WHAT YOU WILL DO: Every line of the material is to be reproduced verbatim.

'''

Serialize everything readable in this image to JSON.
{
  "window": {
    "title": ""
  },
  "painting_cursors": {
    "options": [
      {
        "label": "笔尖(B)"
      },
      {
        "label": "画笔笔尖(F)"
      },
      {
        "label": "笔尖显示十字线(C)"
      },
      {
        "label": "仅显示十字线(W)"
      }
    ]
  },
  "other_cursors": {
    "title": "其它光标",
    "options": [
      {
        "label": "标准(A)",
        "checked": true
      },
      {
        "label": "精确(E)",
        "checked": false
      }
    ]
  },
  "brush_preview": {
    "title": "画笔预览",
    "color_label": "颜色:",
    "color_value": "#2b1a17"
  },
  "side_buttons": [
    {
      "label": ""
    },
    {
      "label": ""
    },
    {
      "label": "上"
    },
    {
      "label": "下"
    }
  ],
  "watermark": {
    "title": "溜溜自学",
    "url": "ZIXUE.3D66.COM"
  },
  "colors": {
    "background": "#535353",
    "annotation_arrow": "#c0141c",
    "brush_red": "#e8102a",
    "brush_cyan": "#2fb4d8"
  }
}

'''

EXERCISE RESPONSE:
Serialize everything readable in this image to JSON.
{
  "window": {
    "title": ""
  },
  "painting_cursors": {
    "options": [
      {
        "label": "笔尖(B)"
      },
      {
        "label": "画笔笔尖(F)"
      },
      {
        "label": "笔尖显示十字线(C)"
      },
      {
        "label": "仅显示十字线(W)"
      }
    ]
  },
  "other_cursors": {
    "title": "其它光标",
    "options": [
      {
        "label": "标准(A)",
        "checked": true
      },
      {
        "label": "精确(E)",
        "checked": false
      }
    ]
  },
  "brush_preview": {
    "title": "画笔预览",
    "color_label": "颜色:",
    "color_value": "#2b1a17"
  },
  "side_buttons": [
    {
      "label": ""
    },
    {
      "label": ""
    },
    {
      "label": "上"
    },
    {
      "label": "下"
    }
  ],
  "watermark": {
    "title": "溜溜自学",
    "url": "ZIXUE.3D66.COM"
  },
  "colors": {
    "background": "#535353",
    "annotation_arrow": "#c0141c",
    "brush_red": "#e8102a",
    "brush_cyan": "#2fb4d8"
  }
}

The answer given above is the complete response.